Fred Hollander -- In fact, I have the impression that we can thank apa L for getting you and Barry Gold into Fandom. As I recall, you just dropped in on the LASFS from CalTech one night, to see what we were like, and were impressed enough by the free issues of Apa l to keep coming back, until you merged socially into the club and were irretrievably hooked. I think that Apa L has justified its 3-year existence by this act alone. ## The main reason I come to LASFS regularly is that it's where I can see all my friends every week. I have very little social life outside of Fandom, because I don't have that many of the same interests as mundane types. (In fact, my one close non-fan friend, Ed Baker, promptly joined the LASFS as soon as he was introduced to it.) When I discovered the club and Fandom, it was almost literally a case of, "These are the people I've been waiting to meet all my life!" If I hadn't found Fandom, I can't imagine what my social interests might be today. I suppose I might have joined a museum lecture group or the like, or gotten more active in philatelic or numismatic fandom, just as Al Lewis is almost completely involved in historical model-building (mostly model planes) fandom today. Or I might have no social life; just sitting home and reading or watching TV all the time, which is mostly what I did when I was 19 and found the LASFS. ## I wonder how much of your getting high on lavender was just psychological?
Howard Thurl ow -- Of Frs. Bonfiglioli, Monteith, and Rosenblum, Bonfiglioli is probably Kyril Bonfiglioli, the last editor of SCIENCE FANTASY and IMPULSE SCIENCE FICTION, the British zines. That would tie in to the reference to Cambridge. The other two are puzzlers. All his other references are either real names or pseudonyms, with the exception of Selahny, which is close enough to Zelazny to be unmistakable. But Monteith and Rosenblum? I get a vague impression that Monteith is Fred Pohl and Rosenblum is John Campbell, but those are really wild guesses.
Dian Pelz -- A very humorous guidebook, even to a non-bowler like me.

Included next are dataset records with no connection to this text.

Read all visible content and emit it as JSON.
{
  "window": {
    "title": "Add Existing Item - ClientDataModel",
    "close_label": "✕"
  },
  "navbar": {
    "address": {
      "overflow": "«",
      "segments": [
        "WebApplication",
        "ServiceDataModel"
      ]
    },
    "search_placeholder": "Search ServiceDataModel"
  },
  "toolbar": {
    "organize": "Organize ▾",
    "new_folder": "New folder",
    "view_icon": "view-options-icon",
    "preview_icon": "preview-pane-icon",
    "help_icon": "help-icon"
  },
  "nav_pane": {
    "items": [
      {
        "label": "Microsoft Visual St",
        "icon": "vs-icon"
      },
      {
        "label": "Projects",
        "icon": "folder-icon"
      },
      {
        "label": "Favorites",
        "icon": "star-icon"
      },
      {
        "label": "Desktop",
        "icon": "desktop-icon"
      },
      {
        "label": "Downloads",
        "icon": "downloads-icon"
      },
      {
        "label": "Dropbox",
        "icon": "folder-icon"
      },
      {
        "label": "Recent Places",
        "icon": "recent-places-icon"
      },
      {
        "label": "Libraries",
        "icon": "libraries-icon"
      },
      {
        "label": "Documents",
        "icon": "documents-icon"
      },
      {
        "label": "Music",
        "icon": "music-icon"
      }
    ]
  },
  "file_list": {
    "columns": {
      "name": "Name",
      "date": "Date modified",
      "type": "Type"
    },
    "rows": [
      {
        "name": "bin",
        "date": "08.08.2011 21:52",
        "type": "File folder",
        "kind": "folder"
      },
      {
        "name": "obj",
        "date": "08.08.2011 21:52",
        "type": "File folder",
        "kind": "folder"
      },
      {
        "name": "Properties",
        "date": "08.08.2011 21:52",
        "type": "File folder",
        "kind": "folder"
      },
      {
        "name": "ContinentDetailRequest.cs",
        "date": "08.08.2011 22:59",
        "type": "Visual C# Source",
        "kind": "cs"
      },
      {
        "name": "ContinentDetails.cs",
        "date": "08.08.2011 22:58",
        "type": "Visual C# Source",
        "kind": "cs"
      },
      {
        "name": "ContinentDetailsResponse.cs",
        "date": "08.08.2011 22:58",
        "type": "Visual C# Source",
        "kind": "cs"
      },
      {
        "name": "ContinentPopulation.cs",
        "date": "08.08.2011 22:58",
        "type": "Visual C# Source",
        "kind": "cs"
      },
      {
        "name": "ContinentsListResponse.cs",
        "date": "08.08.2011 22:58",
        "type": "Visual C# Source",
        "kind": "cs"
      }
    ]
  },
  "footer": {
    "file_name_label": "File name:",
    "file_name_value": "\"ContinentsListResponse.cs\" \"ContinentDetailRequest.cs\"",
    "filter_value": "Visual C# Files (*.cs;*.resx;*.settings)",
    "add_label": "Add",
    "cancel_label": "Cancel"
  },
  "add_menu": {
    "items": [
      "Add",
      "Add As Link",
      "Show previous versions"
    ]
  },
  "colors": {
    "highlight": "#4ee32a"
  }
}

Andy Porter -- Here's a list of the kings of Prussia. Prussia was created on Jan 18, 1701, out of the old Electorate of Brandenburg, the Elector wanting to promote himself to the rank of king and being willing to pay the emperor of the Holy Roman Empire for the privilege. Friedrich I (formerly Friedrich III of Brandenburg), (1688-) 1701-1713. Friedrich Wilhelm I, 1713-1740. Friedrich II, der Gross, 1740-1786. Friedrich Wilhelm II, 1786-1797. Friedrich Wilhelm III, 1787-1849. Friedrich Wilhelm IV, 1840-1861. Wilhelm I, 1861-1888. Friedrich III, 1888. Wilhelm II, 1888-1918.
Dave Hulan -- It'll be good to see more of you at the Meetings.
Chuck Crayne -- An armed combat Diplomacy game...
Gregg Wolford -- Do fans have separate "general" and "typewriter" personalities? And if some do, to what extent is it deliberate? Fanzineshave been called "psychoanalysis on paper", especially when referring to those that project loud personalities and come from quiet people. This may in some cases be a deliberate attempt on the part of the publisher to project an image that doesn't really fit him, but I think that there are an equal number of cases in which an introverted fan just feels more emotionally able to express himself on paper than he does in person. I think that this is one of the Whys of Fandom.
Don Fitch -- Yes, there are other Ronald Searle books, but I don't know any titles offhand.